PROBLEM REQUIREMENTS:
Every line with the string "Organization" must be copied from the entries below.

MATERIAL FOR THE TASK:
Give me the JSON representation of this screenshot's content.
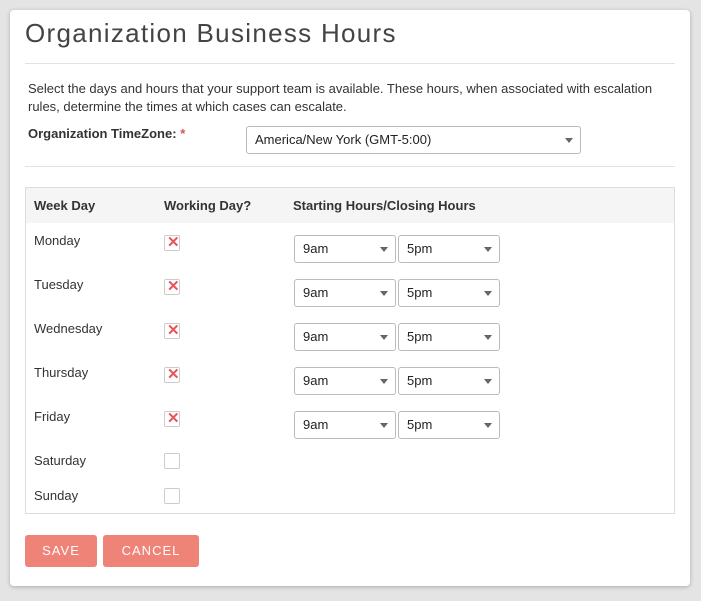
{
  "page": {
    "title": "Organization Business Hours"
  },
  "description": "Select the days and hours that your support team is available. These hours, when associated with escalation rules, determine the times at which cases can escalate.",
  "timezone": {
    "label": "Organization TimeZone:",
    "required_marker": "*",
    "value": "America/New York (GMT-5:00)"
  },
  "table": {
    "headers": {
      "day": "Week Day",
      "working": "Working Day?",
      "hours": "Starting Hours/Closing Hours"
    },
    "rows": [
      {
        "day": "Monday",
        "working": true,
        "start": "9am",
        "end": "5pm"
      },
      {
        "day": "Tuesday",
        "working": true,
        "start": "9am",
        "end": "5pm"
      },
      {
        "day": "Wednesday",
        "working": true,
        "start": "9am",
        "end": "5pm"
      },
      {
        "day": "Thursday",
        "working": true,
        "start": "9am",
        "end": "5pm"
      },
      {
        "day": "Friday",
        "working": true,
        "start": "9am",
        "end": "5pm"
      },
      {
        "day": "Saturday",
        "working": false
      },
      {
        "day": "Sunday",
        "working": false
      }
    ]
  },
  "buttons": {
    "save": "SAVE",
    "cancel": "CANCEL"
  },
  "colors": {
    "accent": "#f08377",
    "check_mark": "#e8565a",
    "required": "#d9534f"
  }
}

RESPONSE TO THE TASK:
    "title": "Organization Business Hours"
    "label": "Organization TimeZone:",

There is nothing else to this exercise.